WORK TASK: Your task is to gather the lines below that hold the string "JSON".

DATASET:
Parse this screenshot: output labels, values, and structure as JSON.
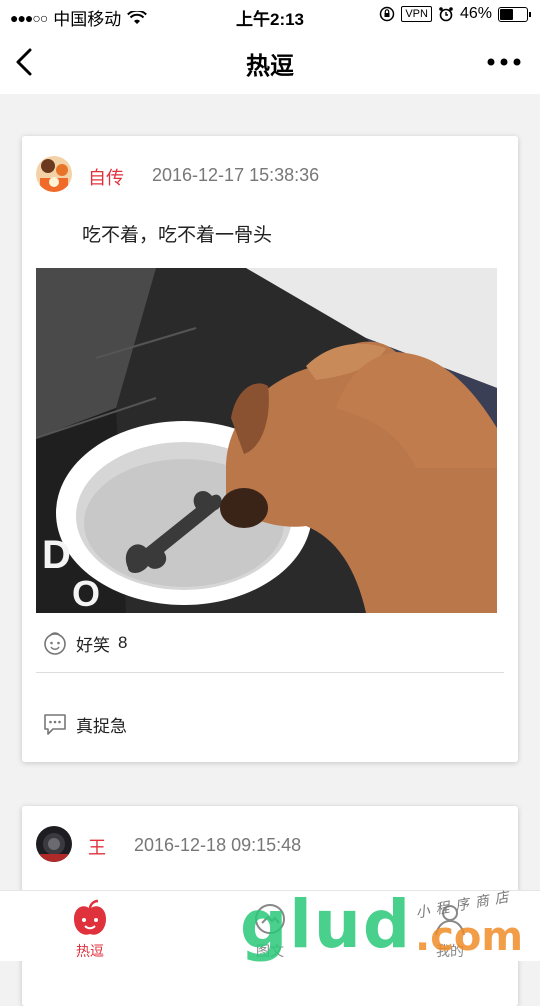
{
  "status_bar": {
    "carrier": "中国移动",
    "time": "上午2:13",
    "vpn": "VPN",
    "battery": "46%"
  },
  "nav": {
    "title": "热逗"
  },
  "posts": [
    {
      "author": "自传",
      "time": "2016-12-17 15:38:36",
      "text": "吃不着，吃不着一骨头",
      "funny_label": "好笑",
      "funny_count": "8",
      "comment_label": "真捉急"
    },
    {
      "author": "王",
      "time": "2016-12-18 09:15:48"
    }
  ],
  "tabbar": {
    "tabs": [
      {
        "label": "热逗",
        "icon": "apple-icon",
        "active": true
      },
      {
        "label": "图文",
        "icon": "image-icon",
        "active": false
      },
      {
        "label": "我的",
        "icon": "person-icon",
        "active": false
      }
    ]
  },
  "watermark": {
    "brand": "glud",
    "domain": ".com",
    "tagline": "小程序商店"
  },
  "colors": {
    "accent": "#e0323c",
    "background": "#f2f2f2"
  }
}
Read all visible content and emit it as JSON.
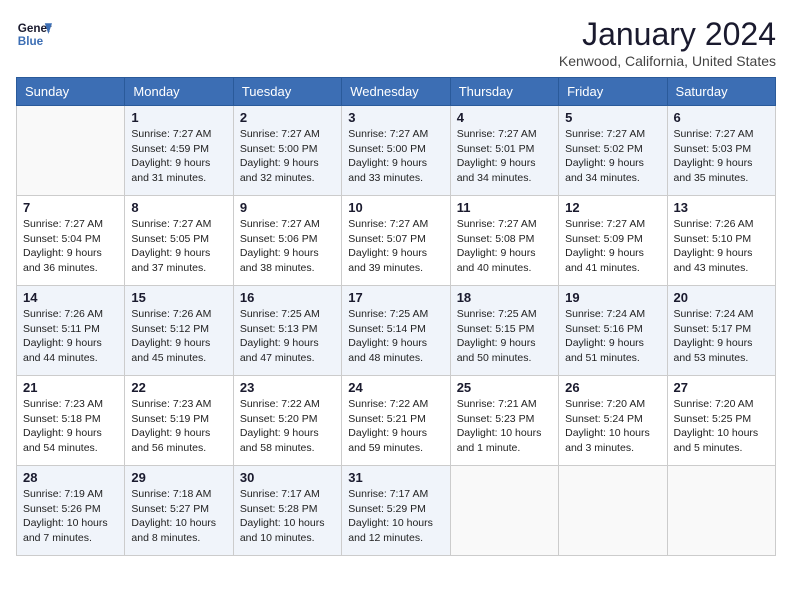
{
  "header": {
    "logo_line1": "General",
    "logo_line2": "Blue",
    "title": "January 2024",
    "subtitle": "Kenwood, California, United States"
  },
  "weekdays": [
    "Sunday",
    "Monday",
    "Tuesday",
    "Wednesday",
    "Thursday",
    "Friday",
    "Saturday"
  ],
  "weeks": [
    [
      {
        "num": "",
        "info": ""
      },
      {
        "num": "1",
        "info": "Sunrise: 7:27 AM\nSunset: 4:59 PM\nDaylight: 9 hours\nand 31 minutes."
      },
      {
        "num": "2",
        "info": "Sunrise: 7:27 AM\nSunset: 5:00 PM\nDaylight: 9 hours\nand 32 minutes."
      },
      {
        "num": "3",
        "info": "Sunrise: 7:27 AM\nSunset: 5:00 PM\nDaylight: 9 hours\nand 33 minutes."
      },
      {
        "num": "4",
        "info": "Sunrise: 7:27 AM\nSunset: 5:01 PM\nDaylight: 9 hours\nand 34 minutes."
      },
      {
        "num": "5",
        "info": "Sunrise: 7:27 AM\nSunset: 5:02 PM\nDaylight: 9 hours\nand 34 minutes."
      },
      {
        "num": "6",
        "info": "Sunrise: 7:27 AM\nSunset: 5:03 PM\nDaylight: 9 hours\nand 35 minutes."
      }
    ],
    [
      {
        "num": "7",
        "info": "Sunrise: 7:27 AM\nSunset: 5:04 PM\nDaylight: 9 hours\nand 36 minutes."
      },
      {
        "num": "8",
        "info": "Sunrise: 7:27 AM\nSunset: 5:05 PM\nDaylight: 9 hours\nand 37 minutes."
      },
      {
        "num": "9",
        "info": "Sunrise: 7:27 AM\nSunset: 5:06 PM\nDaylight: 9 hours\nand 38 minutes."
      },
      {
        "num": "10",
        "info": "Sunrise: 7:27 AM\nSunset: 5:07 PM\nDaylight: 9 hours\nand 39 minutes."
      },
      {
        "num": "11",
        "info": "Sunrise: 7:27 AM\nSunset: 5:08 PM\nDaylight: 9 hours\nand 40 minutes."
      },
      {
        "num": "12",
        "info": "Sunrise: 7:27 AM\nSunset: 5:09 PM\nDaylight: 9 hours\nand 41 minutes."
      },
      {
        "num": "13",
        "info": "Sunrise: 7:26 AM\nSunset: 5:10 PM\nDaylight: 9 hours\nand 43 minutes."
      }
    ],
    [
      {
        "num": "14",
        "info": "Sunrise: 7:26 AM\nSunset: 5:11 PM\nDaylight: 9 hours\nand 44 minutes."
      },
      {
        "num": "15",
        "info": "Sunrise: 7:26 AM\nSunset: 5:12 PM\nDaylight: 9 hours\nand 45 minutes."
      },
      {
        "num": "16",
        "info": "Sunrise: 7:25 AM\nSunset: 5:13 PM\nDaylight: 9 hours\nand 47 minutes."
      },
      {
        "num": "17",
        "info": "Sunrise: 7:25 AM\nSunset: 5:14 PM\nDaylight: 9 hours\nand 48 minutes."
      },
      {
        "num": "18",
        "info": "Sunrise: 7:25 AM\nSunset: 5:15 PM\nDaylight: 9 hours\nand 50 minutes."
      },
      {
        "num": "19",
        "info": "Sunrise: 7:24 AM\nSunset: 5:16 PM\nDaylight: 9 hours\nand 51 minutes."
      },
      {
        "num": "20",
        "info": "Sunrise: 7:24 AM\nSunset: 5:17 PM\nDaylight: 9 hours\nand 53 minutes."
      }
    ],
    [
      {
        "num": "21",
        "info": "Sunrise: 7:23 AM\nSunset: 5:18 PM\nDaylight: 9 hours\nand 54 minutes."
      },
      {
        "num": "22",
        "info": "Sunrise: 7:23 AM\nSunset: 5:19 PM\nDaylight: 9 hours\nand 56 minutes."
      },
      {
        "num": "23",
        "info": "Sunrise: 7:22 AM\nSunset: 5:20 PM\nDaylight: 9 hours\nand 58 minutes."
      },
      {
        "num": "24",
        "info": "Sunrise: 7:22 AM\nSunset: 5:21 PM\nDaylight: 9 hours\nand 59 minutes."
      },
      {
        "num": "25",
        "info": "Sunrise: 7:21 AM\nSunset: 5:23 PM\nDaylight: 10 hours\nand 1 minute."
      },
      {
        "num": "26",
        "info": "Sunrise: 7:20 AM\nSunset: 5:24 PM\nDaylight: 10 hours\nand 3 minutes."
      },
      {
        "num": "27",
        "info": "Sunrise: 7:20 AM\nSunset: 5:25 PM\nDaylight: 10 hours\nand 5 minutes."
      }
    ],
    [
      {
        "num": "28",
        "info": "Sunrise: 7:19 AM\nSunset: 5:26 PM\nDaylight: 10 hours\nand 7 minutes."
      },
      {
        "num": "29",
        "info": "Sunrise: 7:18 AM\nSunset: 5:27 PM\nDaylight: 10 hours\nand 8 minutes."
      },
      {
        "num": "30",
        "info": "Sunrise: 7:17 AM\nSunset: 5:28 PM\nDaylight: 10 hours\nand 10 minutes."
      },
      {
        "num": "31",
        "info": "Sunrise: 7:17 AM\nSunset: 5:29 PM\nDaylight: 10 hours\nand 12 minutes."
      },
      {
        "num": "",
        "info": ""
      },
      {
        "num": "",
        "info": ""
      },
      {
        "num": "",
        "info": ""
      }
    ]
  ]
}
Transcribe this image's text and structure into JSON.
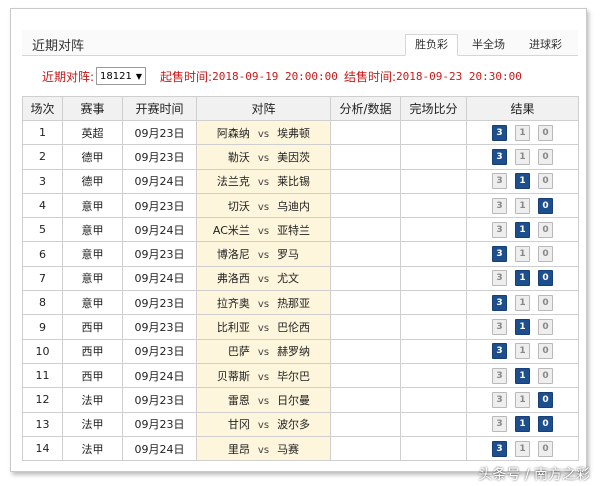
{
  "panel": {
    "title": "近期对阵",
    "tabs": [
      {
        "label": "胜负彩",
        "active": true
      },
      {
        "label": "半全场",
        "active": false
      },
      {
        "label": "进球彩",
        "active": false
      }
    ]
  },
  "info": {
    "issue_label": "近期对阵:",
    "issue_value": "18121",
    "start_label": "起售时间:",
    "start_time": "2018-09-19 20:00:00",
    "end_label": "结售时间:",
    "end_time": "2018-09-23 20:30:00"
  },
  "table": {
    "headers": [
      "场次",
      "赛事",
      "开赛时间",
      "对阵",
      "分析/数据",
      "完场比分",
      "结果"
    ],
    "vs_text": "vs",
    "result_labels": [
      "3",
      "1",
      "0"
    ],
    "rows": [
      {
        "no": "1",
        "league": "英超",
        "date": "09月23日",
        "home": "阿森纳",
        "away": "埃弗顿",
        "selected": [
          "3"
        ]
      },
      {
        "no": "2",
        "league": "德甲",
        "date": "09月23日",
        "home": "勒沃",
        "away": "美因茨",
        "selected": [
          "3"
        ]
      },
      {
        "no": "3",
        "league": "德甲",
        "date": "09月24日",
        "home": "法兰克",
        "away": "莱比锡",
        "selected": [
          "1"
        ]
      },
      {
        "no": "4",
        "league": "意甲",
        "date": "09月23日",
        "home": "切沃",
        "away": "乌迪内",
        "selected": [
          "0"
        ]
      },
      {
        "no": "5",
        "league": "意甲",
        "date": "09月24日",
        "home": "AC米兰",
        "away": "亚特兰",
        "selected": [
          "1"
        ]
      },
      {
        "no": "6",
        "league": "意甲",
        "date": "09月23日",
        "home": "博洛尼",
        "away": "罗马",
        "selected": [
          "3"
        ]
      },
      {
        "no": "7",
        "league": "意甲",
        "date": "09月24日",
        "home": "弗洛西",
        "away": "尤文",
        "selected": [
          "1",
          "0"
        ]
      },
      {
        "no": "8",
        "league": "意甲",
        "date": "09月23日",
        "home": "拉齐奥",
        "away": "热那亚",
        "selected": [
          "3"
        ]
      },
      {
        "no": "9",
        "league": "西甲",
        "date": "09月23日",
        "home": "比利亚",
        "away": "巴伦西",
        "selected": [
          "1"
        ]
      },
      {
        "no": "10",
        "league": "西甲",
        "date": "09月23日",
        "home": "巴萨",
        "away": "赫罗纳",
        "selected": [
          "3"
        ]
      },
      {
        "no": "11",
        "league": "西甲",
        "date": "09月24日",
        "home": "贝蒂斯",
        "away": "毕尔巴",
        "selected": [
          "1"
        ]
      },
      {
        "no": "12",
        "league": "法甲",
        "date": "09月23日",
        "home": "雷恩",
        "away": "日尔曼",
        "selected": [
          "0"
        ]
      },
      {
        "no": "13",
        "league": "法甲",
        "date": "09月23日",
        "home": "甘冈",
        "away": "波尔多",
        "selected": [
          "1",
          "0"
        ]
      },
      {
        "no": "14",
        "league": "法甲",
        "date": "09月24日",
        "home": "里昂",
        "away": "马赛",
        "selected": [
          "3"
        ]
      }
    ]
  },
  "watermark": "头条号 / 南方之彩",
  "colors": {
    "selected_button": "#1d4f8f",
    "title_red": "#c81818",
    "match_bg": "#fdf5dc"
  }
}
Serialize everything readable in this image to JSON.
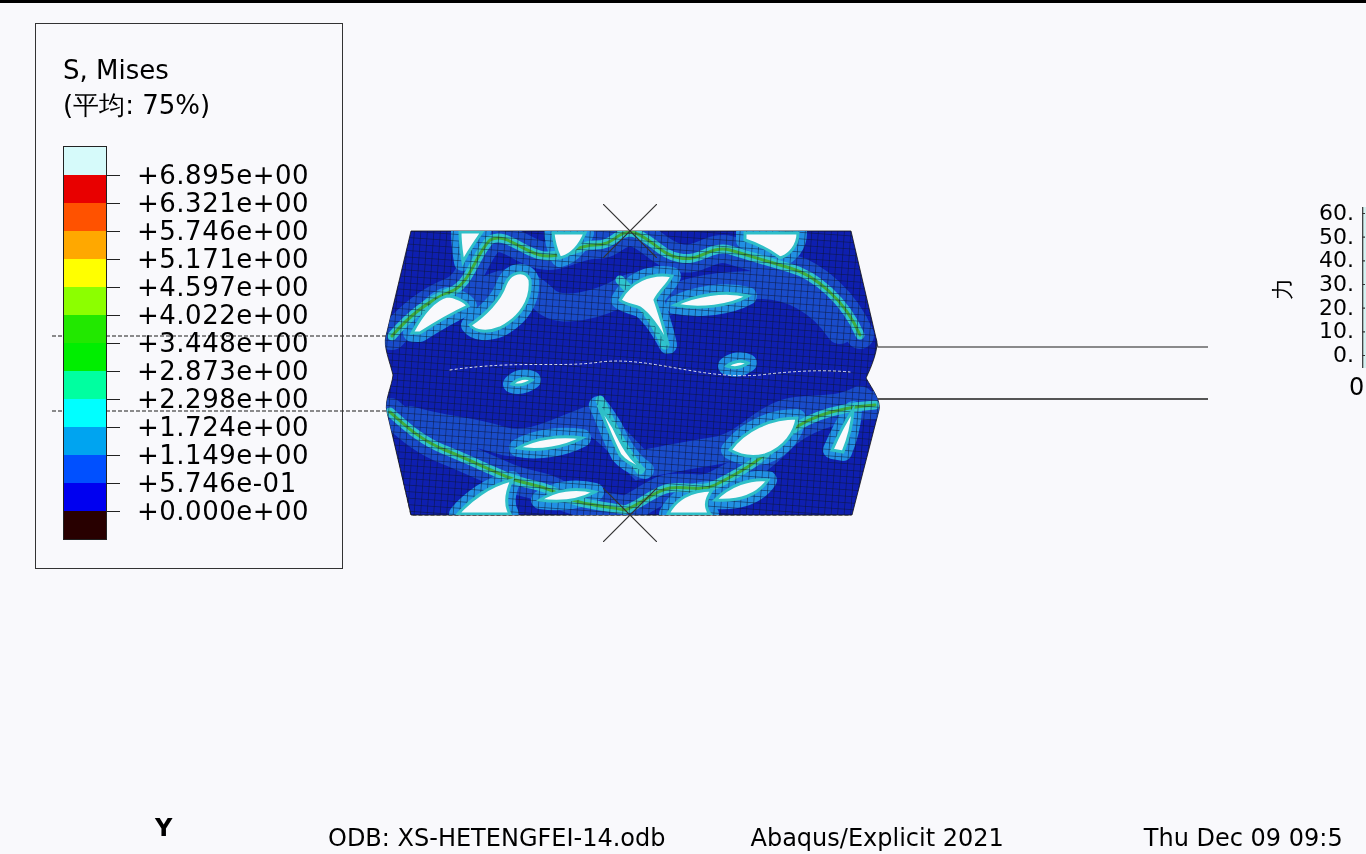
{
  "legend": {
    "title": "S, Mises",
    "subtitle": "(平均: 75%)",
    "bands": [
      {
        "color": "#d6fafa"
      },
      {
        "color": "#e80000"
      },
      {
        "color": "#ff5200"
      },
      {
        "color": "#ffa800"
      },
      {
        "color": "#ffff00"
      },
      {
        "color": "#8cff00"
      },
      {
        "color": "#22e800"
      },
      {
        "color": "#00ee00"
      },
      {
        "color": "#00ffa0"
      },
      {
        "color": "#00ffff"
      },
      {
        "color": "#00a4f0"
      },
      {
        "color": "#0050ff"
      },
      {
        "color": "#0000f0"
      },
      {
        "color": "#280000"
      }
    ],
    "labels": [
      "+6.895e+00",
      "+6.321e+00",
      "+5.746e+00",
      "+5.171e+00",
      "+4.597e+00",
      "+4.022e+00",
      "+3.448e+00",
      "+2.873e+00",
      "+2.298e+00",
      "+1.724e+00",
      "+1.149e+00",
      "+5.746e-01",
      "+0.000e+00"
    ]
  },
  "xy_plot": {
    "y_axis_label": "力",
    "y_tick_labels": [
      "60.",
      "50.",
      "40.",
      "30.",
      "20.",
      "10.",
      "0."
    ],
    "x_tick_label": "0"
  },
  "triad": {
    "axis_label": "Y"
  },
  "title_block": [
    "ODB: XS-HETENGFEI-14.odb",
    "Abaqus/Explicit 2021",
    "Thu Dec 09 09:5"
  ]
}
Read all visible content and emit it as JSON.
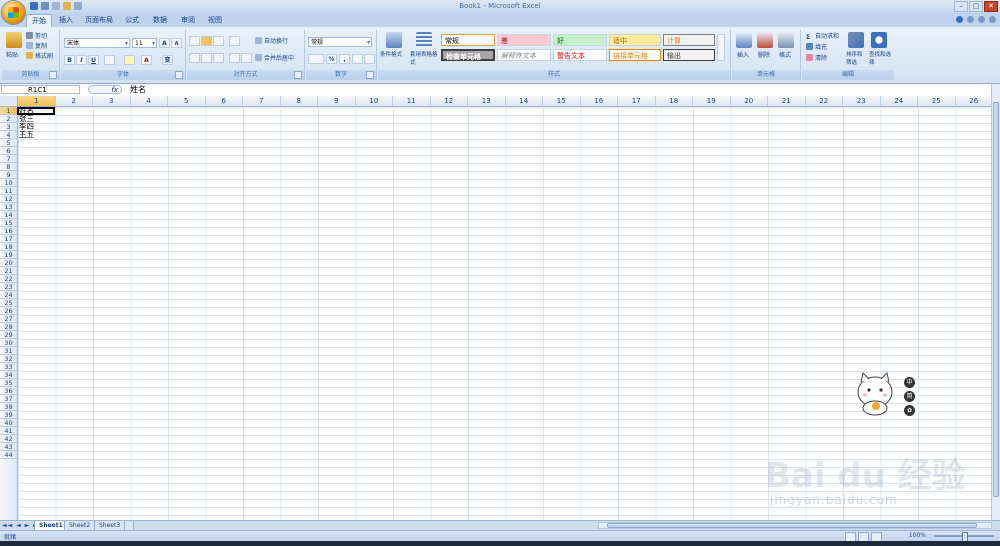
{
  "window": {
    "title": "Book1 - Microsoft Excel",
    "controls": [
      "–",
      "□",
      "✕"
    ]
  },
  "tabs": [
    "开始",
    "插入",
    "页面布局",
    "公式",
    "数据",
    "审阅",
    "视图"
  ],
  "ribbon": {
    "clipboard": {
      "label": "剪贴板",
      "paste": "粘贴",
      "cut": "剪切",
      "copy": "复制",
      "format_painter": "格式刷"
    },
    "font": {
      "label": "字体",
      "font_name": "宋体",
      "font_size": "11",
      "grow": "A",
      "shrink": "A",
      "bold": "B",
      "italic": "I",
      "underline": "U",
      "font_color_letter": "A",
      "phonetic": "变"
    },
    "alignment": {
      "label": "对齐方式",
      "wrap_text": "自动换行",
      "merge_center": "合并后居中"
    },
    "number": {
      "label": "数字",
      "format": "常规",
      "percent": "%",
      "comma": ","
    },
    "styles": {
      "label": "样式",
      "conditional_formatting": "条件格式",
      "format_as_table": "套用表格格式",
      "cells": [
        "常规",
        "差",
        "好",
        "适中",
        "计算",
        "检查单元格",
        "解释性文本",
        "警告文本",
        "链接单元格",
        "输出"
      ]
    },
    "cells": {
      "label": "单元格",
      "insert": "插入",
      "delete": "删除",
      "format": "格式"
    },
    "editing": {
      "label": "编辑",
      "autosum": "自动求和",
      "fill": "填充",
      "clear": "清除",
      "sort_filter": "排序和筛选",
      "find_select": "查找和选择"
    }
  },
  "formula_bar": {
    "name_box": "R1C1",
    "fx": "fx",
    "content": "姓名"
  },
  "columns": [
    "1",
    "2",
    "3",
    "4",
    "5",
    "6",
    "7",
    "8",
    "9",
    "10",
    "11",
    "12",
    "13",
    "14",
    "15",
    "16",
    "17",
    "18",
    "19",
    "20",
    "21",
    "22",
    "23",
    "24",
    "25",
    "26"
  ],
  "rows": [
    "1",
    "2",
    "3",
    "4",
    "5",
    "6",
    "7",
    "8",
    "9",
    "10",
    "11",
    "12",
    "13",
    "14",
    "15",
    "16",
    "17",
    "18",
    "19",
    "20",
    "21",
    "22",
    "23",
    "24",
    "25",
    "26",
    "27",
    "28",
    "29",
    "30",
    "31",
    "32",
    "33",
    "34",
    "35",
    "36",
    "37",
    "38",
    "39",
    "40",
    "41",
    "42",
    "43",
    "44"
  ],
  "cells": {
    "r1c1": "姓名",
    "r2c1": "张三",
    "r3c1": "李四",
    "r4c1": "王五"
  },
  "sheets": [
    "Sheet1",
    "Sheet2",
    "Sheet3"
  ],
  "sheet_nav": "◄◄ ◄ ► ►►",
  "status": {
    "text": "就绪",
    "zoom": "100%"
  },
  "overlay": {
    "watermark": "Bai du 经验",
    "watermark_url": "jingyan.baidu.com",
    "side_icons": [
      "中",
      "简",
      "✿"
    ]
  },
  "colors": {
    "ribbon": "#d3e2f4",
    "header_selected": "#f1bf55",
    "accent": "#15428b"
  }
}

ANSWER BOX:
Parse this screenshot: output labels, values, and structure as JSON.
Read all visible content and emit it as JSON.
Transcribe this image's text and structure into JSON.
Serialize everything readable in this image to JSON.
Read all visible content and emit it as JSON.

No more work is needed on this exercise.